Q: Are most of these carbon nanocomposites?
A: Yes, most of them are either carbon nanotubes or carbon nanomaterials that are put in the matrix. Carbon is the choice for two reasons. One, carbon nanomaterials have very special multifunctional properties – including mechanical properties, electrical conductivity, thermal conductivity and barrier properties. The second reason is that carbon nanomaterial is probably one of the most commonly used nanomaterials in R&D, so there is more of it available than other types.
Q: Why are nanocomposites of interest to the composites industry?
A: In the early years of these applications, nanocomposites were used more for their mechanical properties. But later on [the automotive and aerospace industry] asked what else can you improve by using nanocomposites? They found out that if you put the nanomaterials into the composites – and if you design, arrange and manufacture them in specific ways – it can improve electric conductivity or thermal conductivity and maybe others like barrier properties, such as fire and smoke retardance.

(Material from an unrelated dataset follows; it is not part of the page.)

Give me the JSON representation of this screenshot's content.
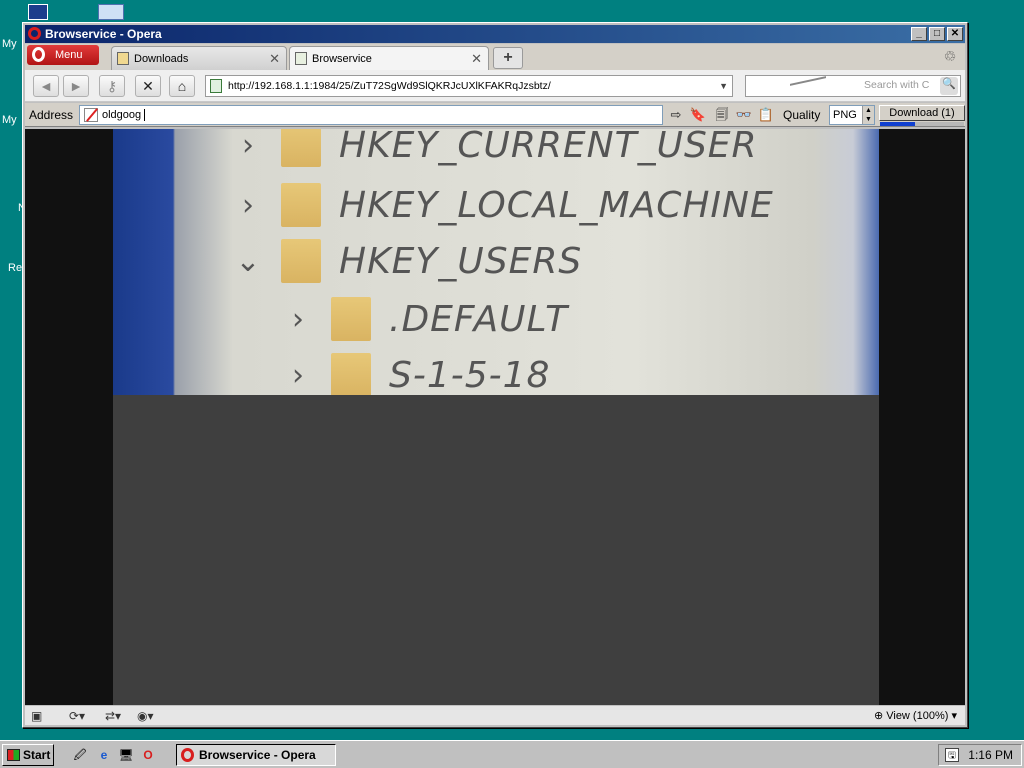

If we put a thin layer of carbon nanomaterials close to the skin of a plastic or polymer composite structure, it significantly improves the fire retardancy. You’re talking about adding just a very thin layer, maybe 10 to 15 microns, even thinner than a piece of paper, and almost no weight. A 12 x 12-inch carbon nanotube sheet is less than one gram. So if you have an aircraft that has an accident, if the composite materials in the aircraft have this nanomaterial layer on the surfaces that will reduce the smoke and heat generation and also delay the fire. You can give passengers more time to escape.
Q: Are companies beginning to seriously look at nanocomposites?
A: We have been approached by probably more than a dozen companies in the last few years that are interested in different multifunctionalities of nanocomposites – electrical, thermal, barrier and mechanical. For example, one company was interested in putting carbon nanotubes into polymer composite structures for ships to improve their fire and smoke retardancy. Another company was looking at the possibility of replacing steel cables using lighter weight carbon nanotube-based nanocomposites for applications such as elevators.
Q: How does the industry classify nanocomposites?
A: There’s one general way for people to categorize them, by looking at their matrix materials. So you can have polymer nanocomposites, like the Toyota application. In their case the polymer or the matrix material was nylon, a thermoplastic. If you use the nanomaterial in a metal matrix, you have a metal matrix nanocomposite. There are other people working on the ceramic matrix nanocomposites; they put nanomaterials into a ceramic matrix to make ceramics with better properties.